"It's a desperate situation," says MAG Chief Executive Nick Roseveare, who visited the Domiz camp earlier this year. "People are living in near destitution in the rain and mud, with diseases like measles rampant. Conditions are difficult to say the least. More space is urgently needed."
Plans to extend the camp are under way. But with the whole area located on the plot of an old, sprawling military camp, the surrounding countryside also poses a threat.
As well as clearing land, MAG is helping to educate families in the camp about the risks.
Says Nick, "Women and children are venturing out to collect fruit and wild flowers to supplement their meagre rations. This part of Iraq is heavily contaminated by bombs and munitions that could easily explode if uncovered."

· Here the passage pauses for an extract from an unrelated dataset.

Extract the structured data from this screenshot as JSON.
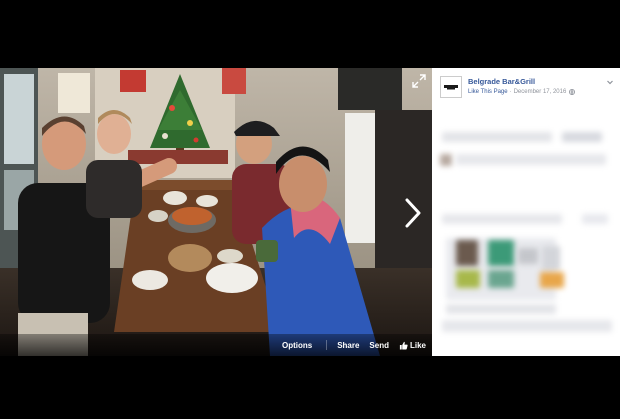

As well as working with authorities to deliver risk education programmes in refugee centres and at the Shilikye border, a new project is delivering safety messages to a mass audience, courtesy of a short film alerting people to the potential threats underneath their feet.
Produced by MAG, in conjunction with the United Nations Mine Action Service (UNMAS), UNICEF and other Mine Action implementing agencies, the film is currently being played in refugee camps with plans to target other conflict-affected Syrians through broadcast via media outlets in the region.
For children, who currently make up half of the refugee population, MAG’s risk education is particularly crucial. Concludes Nick: "Children the world over are naturally inquisitive and most likely to pick up, and play with, something interesting in the ground.
"Sadly, this curiosity, as well the fact that their bodies are less likely to survive an explosion, means that children are particularly vulnerable."
For the stream of refugees still pouring from Syria close to ground contaminated by the deadly debris of war, the work of MAG and its risk education teams is a lifesaver. Said Abdullah, who crossed the border with his wife, mother and eight children: "I'm glad MAG was there to tell us about the dangers when we arrived. I came here for my children – I just want them to be safe."
For more about MAG's work in Iraq and worldwide, go to www.maginternational.org.
• Thanks to all the public, institutional and government donors to MAG's operations in Iraq, including: Australian Aid; German Federal Ministry of Foreign Affairs; Hind Aladwani; Ministry of Foreign Affairs of the Netherlands; NVESD HD R & D Program; Sida (Swedish International Development Cooperation Agency); US Department of State's Office of Weapons Removal and Abatement. Without this support, MAG's lifesaving work in the country could not be carried out.